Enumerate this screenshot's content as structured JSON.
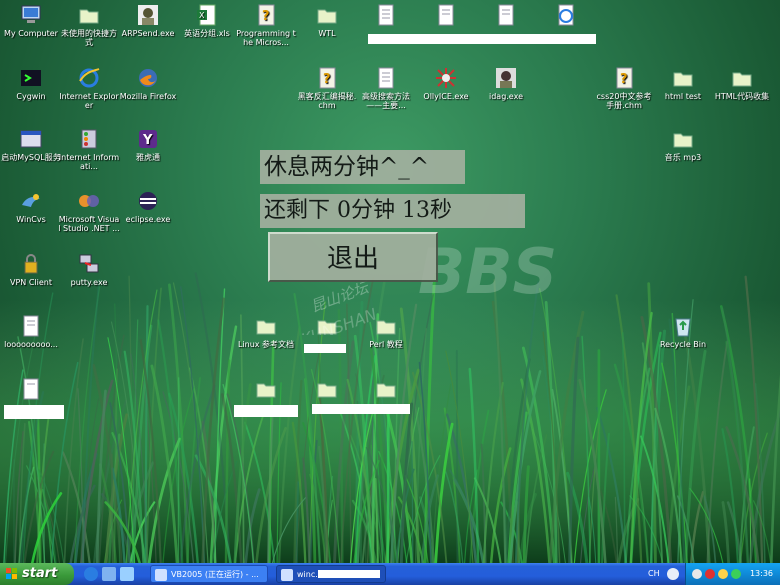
{
  "desktop_icons": [
    {
      "label": "My Computer",
      "icon": "computer-icon"
    },
    {
      "label": "未使用的快捷方式",
      "icon": "folder-icon"
    },
    {
      "label": "ARPSend.exe",
      "icon": "portrait-icon"
    },
    {
      "label": "英语分组.xls",
      "icon": "excel-icon"
    },
    {
      "label": "Programming the Micros...",
      "icon": "help-file-icon"
    },
    {
      "label": "WTL",
      "icon": "folder-icon"
    },
    {
      "label": "Cygwin",
      "icon": "cygwin-icon"
    },
    {
      "label": "Internet Explorer",
      "icon": "ie-icon"
    },
    {
      "label": "Mozilla Firefox",
      "icon": "firefox-icon"
    },
    {
      "label": "黑客反汇编揭秘.chm",
      "icon": "help-file-icon"
    },
    {
      "label": "高级搜索方法——主要...",
      "icon": "document-icon"
    },
    {
      "label": "OllyICE.exe",
      "icon": "bug-icon"
    },
    {
      "label": "idag.exe",
      "icon": "portrait-icon"
    },
    {
      "label": "css20中文参考手册.chm",
      "icon": "help-file-icon"
    },
    {
      "label": "html test",
      "icon": "folder-icon"
    },
    {
      "label": "HTML代码收集",
      "icon": "folder-icon"
    },
    {
      "label": "启动MySQL服务",
      "icon": "window-icon"
    },
    {
      "label": "Internet Informati...",
      "icon": "iis-icon"
    },
    {
      "label": "雅虎通",
      "icon": "yahoo-icon"
    },
    {
      "label": "音乐 mp3",
      "icon": "folder-icon"
    },
    {
      "label": "WinCvs",
      "icon": "wincvs-icon"
    },
    {
      "label": "Microsoft Visual Studio .NET ...",
      "icon": "visual-studio-icon"
    },
    {
      "label": "eclipse.exe",
      "icon": "eclipse-icon"
    },
    {
      "label": "VPN Client",
      "icon": "vpn-icon"
    },
    {
      "label": "putty.exe",
      "icon": "putty-icon"
    },
    {
      "label": "looooooooo...",
      "icon": "document-icon"
    },
    {
      "label": "Linux 参考文档",
      "icon": "folder-icon"
    },
    {
      "label": "",
      "icon": "folder-icon"
    },
    {
      "label": "Perl 教程",
      "icon": "folder-icon"
    },
    {
      "label": "Recycle Bin",
      "icon": "recycle-bin-icon"
    },
    {
      "label": "",
      "icon": "document-icon"
    },
    {
      "label": "",
      "icon": "folder-icon"
    },
    {
      "label": "",
      "icon": "folder-icon"
    },
    {
      "label": "",
      "icon": "folder-icon"
    },
    {
      "label": "",
      "icon": "document-icon"
    },
    {
      "label": "",
      "icon": "document-icon"
    },
    {
      "label": "",
      "icon": "document-icon"
    },
    {
      "label": "",
      "icon": "ie-icon"
    }
  ],
  "overlay": {
    "line1": "休息两分钟^_^",
    "line2": "还剩下 0分钟 13秒",
    "exit_button": "退出"
  },
  "watermark": {
    "text": "BBS",
    "sub": "昆山论坛",
    "sub2": "KUNSHAN"
  },
  "taskbar": {
    "start_label": "start",
    "tasks": [
      {
        "label": "VB2005 (正在运行) - ..."
      },
      {
        "label": "winc..."
      }
    ],
    "language": "CH",
    "clock": "13:36"
  },
  "colors": {
    "taskbar_blue": "#245edb",
    "start_green": "#3a9a3a",
    "panel_gray": "#a3b09f"
  }
}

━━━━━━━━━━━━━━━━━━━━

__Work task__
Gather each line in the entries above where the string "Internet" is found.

__Solution__
      "label": "Internet Explorer",
      "label": "Internet Informati...",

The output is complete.